(App and web page records)
----

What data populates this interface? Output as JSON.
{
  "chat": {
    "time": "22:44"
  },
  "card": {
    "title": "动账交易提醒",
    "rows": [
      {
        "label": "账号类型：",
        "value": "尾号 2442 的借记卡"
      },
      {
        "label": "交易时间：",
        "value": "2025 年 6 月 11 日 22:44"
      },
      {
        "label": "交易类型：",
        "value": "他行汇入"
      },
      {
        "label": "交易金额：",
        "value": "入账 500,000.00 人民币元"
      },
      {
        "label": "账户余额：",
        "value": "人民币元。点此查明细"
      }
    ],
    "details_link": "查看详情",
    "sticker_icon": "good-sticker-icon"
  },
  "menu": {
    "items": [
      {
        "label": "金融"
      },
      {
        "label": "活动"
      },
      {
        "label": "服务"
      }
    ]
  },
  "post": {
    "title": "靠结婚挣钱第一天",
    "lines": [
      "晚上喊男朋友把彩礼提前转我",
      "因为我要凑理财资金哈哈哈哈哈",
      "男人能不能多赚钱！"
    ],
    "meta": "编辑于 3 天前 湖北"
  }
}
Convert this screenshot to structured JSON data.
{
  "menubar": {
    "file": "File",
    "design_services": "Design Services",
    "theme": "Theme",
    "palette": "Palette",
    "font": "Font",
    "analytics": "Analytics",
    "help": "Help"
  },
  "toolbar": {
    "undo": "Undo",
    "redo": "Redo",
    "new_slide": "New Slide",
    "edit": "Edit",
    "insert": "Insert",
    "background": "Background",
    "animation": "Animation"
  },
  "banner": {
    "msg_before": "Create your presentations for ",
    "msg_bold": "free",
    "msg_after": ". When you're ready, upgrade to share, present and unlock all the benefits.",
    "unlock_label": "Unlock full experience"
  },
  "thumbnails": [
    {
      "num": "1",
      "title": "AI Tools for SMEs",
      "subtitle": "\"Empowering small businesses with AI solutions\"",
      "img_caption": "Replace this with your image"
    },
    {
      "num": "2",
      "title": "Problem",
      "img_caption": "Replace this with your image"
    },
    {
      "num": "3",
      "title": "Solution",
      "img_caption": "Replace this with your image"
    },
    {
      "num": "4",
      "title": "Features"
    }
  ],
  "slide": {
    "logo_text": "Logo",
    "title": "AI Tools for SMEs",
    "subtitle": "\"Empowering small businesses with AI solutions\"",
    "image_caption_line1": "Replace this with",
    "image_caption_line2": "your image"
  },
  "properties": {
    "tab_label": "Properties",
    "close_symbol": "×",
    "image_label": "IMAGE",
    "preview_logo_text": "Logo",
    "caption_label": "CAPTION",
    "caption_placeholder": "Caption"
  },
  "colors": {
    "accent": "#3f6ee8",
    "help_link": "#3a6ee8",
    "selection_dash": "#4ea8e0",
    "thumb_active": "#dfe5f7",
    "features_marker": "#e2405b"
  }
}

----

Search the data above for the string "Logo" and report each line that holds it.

◆ **ANSWER SECTION**:
    "logo_text": "Logo",
    "preview_logo_text": "Logo",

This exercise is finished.